_What is expected_
Exclude all pictures, then restate the entries below word for word.

(Source records)
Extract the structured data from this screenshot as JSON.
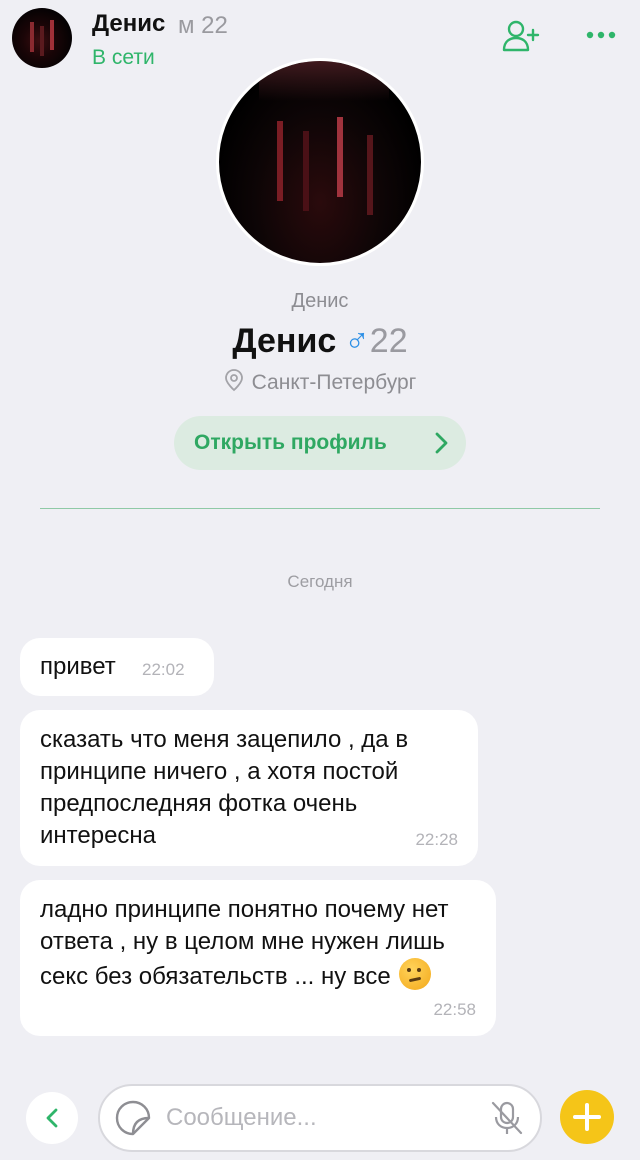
{
  "header": {
    "name": "Денис",
    "meta": "м 22",
    "status": "В сети",
    "add_user_icon": "add-user-icon",
    "more_icon": "more-dots-icon"
  },
  "profile": {
    "subname": "Денис",
    "name": "Денис",
    "gender_symbol": "♂",
    "age": "22",
    "city": "Санкт-Петербург",
    "open_profile_label": "Открыть профиль"
  },
  "chat": {
    "date_separator": "Сегодня",
    "messages": [
      {
        "text": "привет",
        "time": "22:02"
      },
      {
        "text": "сказать что меня зацепило , да в принципе  ничего , а хотя постой предпоследняя фотка очень интересна",
        "time": "22:28"
      },
      {
        "text": "ладно принципе понятно почему нет ответа , ну в целом мне нужен лишь секс без обязательств ... ну все",
        "emoji": "thinking-face",
        "time": "22:58"
      }
    ]
  },
  "composer": {
    "placeholder": "Сообщение...",
    "value": ""
  },
  "colors": {
    "accent_green": "#2fb56a",
    "gender_blue": "#2c8fe6",
    "plus_yellow": "#f5c518",
    "background": "#efeff4"
  }
}
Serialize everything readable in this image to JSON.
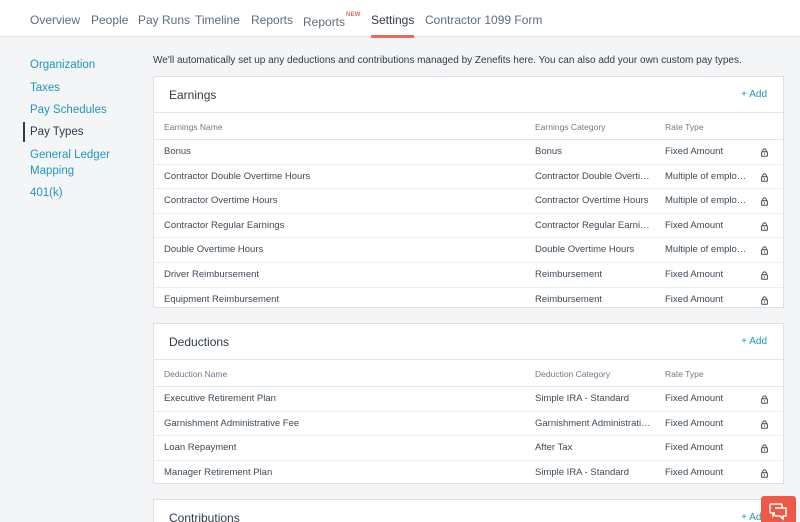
{
  "topnav": {
    "tabs": [
      {
        "label": "Overview"
      },
      {
        "label": "People"
      },
      {
        "label": "Pay Runs"
      },
      {
        "label": "Timeline"
      },
      {
        "label": "Reports"
      },
      {
        "label": "Reports",
        "badge": "NEW"
      },
      {
        "label": "Settings",
        "active": true
      },
      {
        "label": "Contractor 1099 Form"
      }
    ]
  },
  "sidebar": {
    "items": [
      {
        "label": "Organization"
      },
      {
        "label": "Taxes"
      },
      {
        "label": "Pay Schedules"
      },
      {
        "label": "Pay Types",
        "active": true
      },
      {
        "label": "General Ledger"
      },
      {
        "label": "Mapping"
      },
      {
        "label": "401(k)"
      }
    ]
  },
  "intro": "We'll automatically set up any deductions and contributions managed by Zenefits here. You can also add your own custom pay types.",
  "earnings": {
    "title": "Earnings",
    "add_label": "+ Add",
    "columns": [
      "Earnings Name",
      "Earnings Category",
      "Rate Type"
    ],
    "rows": [
      [
        "Bonus",
        "Bonus",
        "Fixed Amount"
      ],
      [
        "Contractor Double Overtime Hours",
        "Contractor Double Overtime Hours",
        "Multiple of employee rate"
      ],
      [
        "Contractor Overtime Hours",
        "Contractor Overtime Hours",
        "Multiple of employee rate"
      ],
      [
        "Contractor Regular Earnings",
        "Contractor Regular Earnings",
        "Fixed Amount"
      ],
      [
        "Double Overtime Hours",
        "Double Overtime Hours",
        "Multiple of employee rate"
      ],
      [
        "Driver Reimbursement",
        "Reimbursement",
        "Fixed Amount"
      ],
      [
        "Equipment Reimbursement",
        "Reimbursement",
        "Fixed Amount"
      ]
    ]
  },
  "deductions": {
    "title": "Deductions",
    "add_label": "+ Add",
    "columns": [
      "Deduction Name",
      "Deduction Category",
      "Rate Type"
    ],
    "rows": [
      [
        "Executive Retirement Plan",
        "Simple IRA - Standard",
        "Fixed Amount"
      ],
      [
        "Garnishment Administrative Fee",
        "Garnishment Administrative Fee",
        "Fixed Amount"
      ],
      [
        "Loan Repayment",
        "After Tax",
        "Fixed Amount"
      ],
      [
        "Manager Retirement Plan",
        "Simple IRA - Standard",
        "Fixed Amount"
      ]
    ]
  },
  "contributions": {
    "title": "Contributions",
    "add_label": "+ Add"
  },
  "icons": {
    "lock": "lock-icon",
    "chat": "chat-icon"
  },
  "colors": {
    "accent": "#f06a5a",
    "link": "#1e98b7",
    "chat": "#ee5a45"
  }
}
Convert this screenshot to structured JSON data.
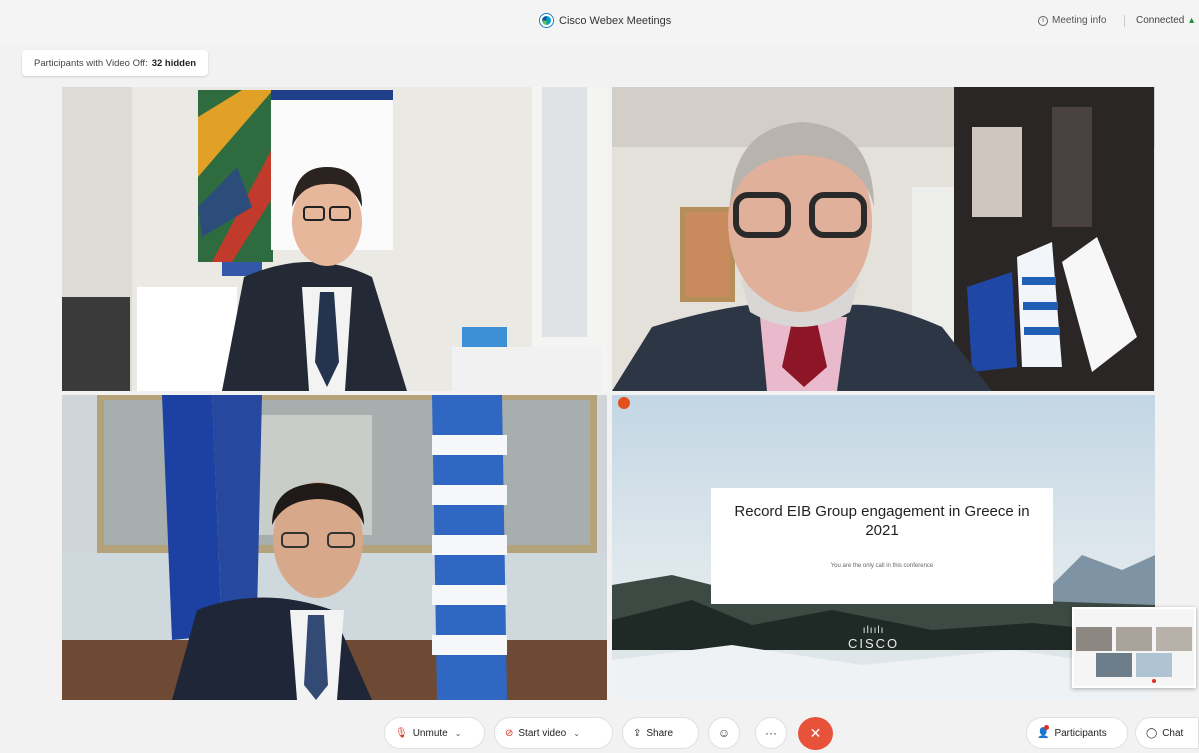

_Written solution_
Extract the structured data from this screenshot as JSON.
{
  "header": {
    "name": "Денис",
    "meta": "м 22",
    "status": "В сети",
    "add_user_icon": "add-user-icon",
    "more_icon": "more-dots-icon"
  },
  "profile": {
    "subname": "Денис",
    "name": "Денис",
    "gender_symbol": "♂",
    "age": "22",
    "city": "Санкт-Петербург",
    "open_profile_label": "Открыть профиль"
  },
  "chat": {
    "date_separator": "Сегодня",
    "messages": [
      {
        "text": "привет",
        "time": "22:02"
      },
      {
        "text": "сказать что меня зацепило , да в принципе  ничего , а хотя постой предпоследняя фотка очень интересна",
        "time": "22:28"
      },
      {
        "text": "ладно принципе понятно почему нет ответа , ну в целом мне нужен лишь секс без обязательств ... ну все",
        "emoji": "thinking-face",
        "time": "22:58"
      }
    ]
  },
  "composer": {
    "placeholder": "Сообщение...",
    "value": ""
  },
  "colors": {
    "accent_green": "#2fb56a",
    "gender_blue": "#2c8fe6",
    "plus_yellow": "#f5c518",
    "background": "#efeff4"
  }
}
Serialize everything readable in this image to JSON.
{
  "topnav": {
    "tabs": [
      {
        "label": "Overview"
      },
      {
        "label": "People"
      },
      {
        "label": "Pay Runs"
      },
      {
        "label": "Timeline"
      },
      {
        "label": "Reports"
      },
      {
        "label": "Reports",
        "badge": "NEW"
      },
      {
        "label": "Settings",
        "active": true
      },
      {
        "label": "Contractor 1099 Form"
      }
    ]
  },
  "sidebar": {
    "items": [
      {
        "label": "Organization"
      },
      {
        "label": "Taxes"
      },
      {
        "label": "Pay Schedules"
      },
      {
        "label": "Pay Types",
        "active": true
      },
      {
        "label": "General Ledger"
      },
      {
        "label": "Mapping"
      },
      {
        "label": "401(k)"
      }
    ]
  },
  "intro": "We'll automatically set up any deductions and contributions managed by Zenefits here. You can also add your own custom pay types.",
  "earnings": {
    "title": "Earnings",
    "add_label": "+ Add",
    "columns": [
      "Earnings Name",
      "Earnings Category",
      "Rate Type"
    ],
    "rows": [
      [
        "Bonus",
        "Bonus",
        "Fixed Amount"
      ],
      [
        "Contractor Double Overtime Hours",
        "Contractor Double Overtime Hours",
        "Multiple of employee rate"
      ],
      [
        "Contractor Overtime Hours",
        "Contractor Overtime Hours",
        "Multiple of employee rate"
      ],
      [
        "Contractor Regular Earnings",
        "Contractor Regular Earnings",
        "Fixed Amount"
      ],
      [
        "Double Overtime Hours",
        "Double Overtime Hours",
        "Multiple of employee rate"
      ],
      [
        "Driver Reimbursement",
        "Reimbursement",
        "Fixed Amount"
      ],
      [
        "Equipment Reimbursement",
        "Reimbursement",
        "Fixed Amount"
      ]
    ]
  },
  "deductions": {
    "title": "Deductions",
    "add_label": "+ Add",
    "columns": [
      "Deduction Name",
      "Deduction Category",
      "Rate Type"
    ],
    "rows": [
      [
        "Executive Retirement Plan",
        "Simple IRA - Standard",
        "Fixed Amount"
      ],
      [
        "Garnishment Administrative Fee",
        "Garnishment Administrative Fee",
        "Fixed Amount"
      ],
      [
        "Loan Repayment",
        "After Tax",
        "Fixed Amount"
      ],
      [
        "Manager Retirement Plan",
        "Simple IRA - Standard",
        "Fixed Amount"
      ]
    ]
  },
  "contributions": {
    "title": "Contributions",
    "add_label": "+ Add"
  },
  "icons": {
    "lock": "lock-icon",
    "chat": "chat-icon"
  },
  "colors": {
    "accent": "#f06a5a",
    "link": "#1e98b7",
    "chat": "#ee5a45"
  }
}
Convert this screenshot to structured JSON data.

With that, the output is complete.